What the task requires ▸ In full and without change, return each entry.

Listed entries ▸
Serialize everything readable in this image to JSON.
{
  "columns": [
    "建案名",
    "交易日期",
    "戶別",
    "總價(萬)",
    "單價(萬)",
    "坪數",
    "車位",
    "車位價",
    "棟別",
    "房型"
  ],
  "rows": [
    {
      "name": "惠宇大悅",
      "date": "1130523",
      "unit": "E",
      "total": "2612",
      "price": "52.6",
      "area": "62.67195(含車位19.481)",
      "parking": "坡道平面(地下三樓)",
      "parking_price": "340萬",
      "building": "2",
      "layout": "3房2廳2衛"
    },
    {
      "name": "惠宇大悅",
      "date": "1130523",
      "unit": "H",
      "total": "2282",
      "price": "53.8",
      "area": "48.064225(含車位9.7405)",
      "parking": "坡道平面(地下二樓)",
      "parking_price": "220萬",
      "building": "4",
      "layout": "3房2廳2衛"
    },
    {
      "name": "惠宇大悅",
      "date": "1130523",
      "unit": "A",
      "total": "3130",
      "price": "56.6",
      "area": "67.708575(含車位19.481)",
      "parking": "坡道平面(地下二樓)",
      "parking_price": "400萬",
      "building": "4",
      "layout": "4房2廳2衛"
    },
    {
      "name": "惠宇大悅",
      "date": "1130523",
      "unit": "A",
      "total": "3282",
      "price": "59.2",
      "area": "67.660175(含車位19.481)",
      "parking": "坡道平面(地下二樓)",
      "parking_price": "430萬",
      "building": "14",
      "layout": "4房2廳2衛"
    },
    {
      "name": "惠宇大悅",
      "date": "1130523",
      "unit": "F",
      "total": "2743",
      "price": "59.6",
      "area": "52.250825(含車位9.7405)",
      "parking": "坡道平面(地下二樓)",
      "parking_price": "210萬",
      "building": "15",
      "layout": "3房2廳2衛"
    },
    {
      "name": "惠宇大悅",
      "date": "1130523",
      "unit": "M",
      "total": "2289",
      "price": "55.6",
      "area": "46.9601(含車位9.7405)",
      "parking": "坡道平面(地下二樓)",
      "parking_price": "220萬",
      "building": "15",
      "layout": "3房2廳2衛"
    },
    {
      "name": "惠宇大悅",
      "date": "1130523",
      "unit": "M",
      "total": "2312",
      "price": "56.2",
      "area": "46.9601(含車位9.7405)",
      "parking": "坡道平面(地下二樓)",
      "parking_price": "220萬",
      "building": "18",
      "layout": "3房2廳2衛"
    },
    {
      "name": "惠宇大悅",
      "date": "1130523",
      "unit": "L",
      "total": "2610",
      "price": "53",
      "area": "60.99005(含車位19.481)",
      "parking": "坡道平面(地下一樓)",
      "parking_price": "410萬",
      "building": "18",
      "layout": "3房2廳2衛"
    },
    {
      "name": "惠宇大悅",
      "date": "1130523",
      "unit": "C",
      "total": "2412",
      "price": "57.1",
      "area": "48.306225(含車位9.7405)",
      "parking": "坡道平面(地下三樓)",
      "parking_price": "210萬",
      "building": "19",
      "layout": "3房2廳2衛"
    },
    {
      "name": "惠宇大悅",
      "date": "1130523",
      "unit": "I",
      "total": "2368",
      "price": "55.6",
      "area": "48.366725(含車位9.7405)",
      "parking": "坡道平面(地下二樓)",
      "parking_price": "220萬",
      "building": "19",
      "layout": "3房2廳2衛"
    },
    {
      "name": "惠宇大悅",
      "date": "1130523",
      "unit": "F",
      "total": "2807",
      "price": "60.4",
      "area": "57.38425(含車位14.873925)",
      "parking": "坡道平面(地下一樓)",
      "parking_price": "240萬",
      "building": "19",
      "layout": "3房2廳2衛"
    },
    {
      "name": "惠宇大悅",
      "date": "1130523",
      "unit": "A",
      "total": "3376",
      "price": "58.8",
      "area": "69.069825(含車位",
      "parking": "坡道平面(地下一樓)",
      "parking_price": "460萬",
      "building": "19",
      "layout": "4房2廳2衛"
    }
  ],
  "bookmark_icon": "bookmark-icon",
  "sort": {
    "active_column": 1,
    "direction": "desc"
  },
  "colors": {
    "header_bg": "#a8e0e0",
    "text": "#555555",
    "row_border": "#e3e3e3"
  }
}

Reply to the exercise ▸
Serialize everything readable in this image to JSON.
{
  "columns": [
    "建案名",
    "交易日期",
    "戶別",
    "總價(萬)",
    "單價(萬)",
    "坪數",
    "車位",
    "車位價",
    "棟別",
    "房型"
  ],
  "rows": [
    {
      "name": "惠宇大悅",
      "date": "1130523",
      "unit": "E",
      "total": "2612",
      "price": "52.6",
      "area": "62.67195(含車位19.481)",
      "parking": "坡道平面(地下三樓)",
      "parking_price": "340萬",
      "building": "2",
      "layout": "3房2廳2衛"
    },
    {
      "name": "惠宇大悅",
      "date": "1130523",
      "unit": "H",
      "total": "2282",
      "price": "53.8",
      "area": "48.064225(含車位9.7405)",
      "parking": "坡道平面(地下二樓)",
      "parking_price": "220萬",
      "building": "4",
      "layout": "3房2廳2衛"
    },
    {
      "name": "惠宇大悅",
      "date": "1130523",
      "unit": "A",
      "total": "3130",
      "price": "56.6",
      "area": "67.708575(含車位19.481)",
      "parking": "坡道平面(地下二樓)",
      "parking_price": "400萬",
      "building": "4",
      "layout": "4房2廳2衛"
    },
    {
      "name": "惠宇大悅",
      "date": "1130523",
      "unit": "A",
      "total": "3282",
      "price": "59.2",
      "area": "67.660175(含車位19.481)",
      "parking": "坡道平面(地下二樓)",
      "parking_price": "430萬",
      "building": "14",
      "layout": "4房2廳2衛"
    },
    {
      "name": "惠宇大悅",
      "date": "1130523",
      "unit": "F",
      "total": "2743",
      "price": "59.6",
      "area": "52.250825(含車位9.7405)",
      "parking": "坡道平面(地下二樓)",
      "parking_price": "210萬",
      "building": "15",
      "layout": "3房2廳2衛"
    },
    {
      "name": "惠宇大悅",
      "date": "1130523",
      "unit": "M",
      "total": "2289",
      "price": "55.6",
      "area": "46.9601(含車位9.7405)",
      "parking": "坡道平面(地下二樓)",
      "parking_price": "220萬",
      "building": "15",
      "layout": "3房2廳2衛"
    },
    {
      "name": "惠宇大悅",
      "date": "1130523",
      "unit": "M",
      "total": "2312",
      "price": "56.2",
      "area": "46.9601(含車位9.7405)",
      "parking": "坡道平面(地下二樓)",
      "parking_price": "220萬",
      "building": "18",
      "layout": "3房2廳2衛"
    },
    {
      "name": "惠宇大悅",
      "date": "1130523",
      "unit": "L",
      "total": "2610",
      "price": "53",
      "area": "60.99005(含車位19.481)",
      "parking": "坡道平面(地下一樓)",
      "parking_price": "410萬",
      "building": "18",
      "layout": "3房2廳2衛"
    },
    {
      "name": "惠宇大悅",
      "date": "1130523",
      "unit": "C",
      "total": "2412",
      "price": "57.1",
      "area": "48.306225(含車位9.7405)",
      "parking": "坡道平面(地下三樓)",
      "parking_price": "210萬",
      "building": "19",
      "layout": "3房2廳2衛"
    },
    {
      "name": "惠宇大悅",
      "date": "1130523",
      "unit": "I",
      "total": "2368",
      "price": "55.6",
      "area": "48.366725(含車位9.7405)",
      "parking": "坡道平面(地下二樓)",
      "parking_price": "220萬",
      "building": "19",
      "layout": "3房2廳2衛"
    },
    {
      "name": "惠宇大悅",
      "date": "1130523",
      "unit": "F",
      "total": "2807",
      "price": "60.4",
      "area": "57.38425(含車位14.873925)",
      "parking": "坡道平面(地下一樓)",
      "parking_price": "240萬",
      "building": "19",
      "layout": "3房2廳2衛"
    },
    {
      "name": "惠宇大悅",
      "date": "1130523",
      "unit": "A",
      "total": "3376",
      "price": "58.8",
      "area": "69.069825(含車位",
      "parking": "坡道平面(地下一樓)",
      "parking_price": "460萬",
      "building": "19",
      "layout": "4房2廳2衛"
    }
  ],
  "bookmark_icon": "bookmark-icon",
  "sort": {
    "active_column": 1,
    "direction": "desc"
  },
  "colors": {
    "header_bg": "#a8e0e0",
    "text": "#555555",
    "row_border": "#e3e3e3"
  }
}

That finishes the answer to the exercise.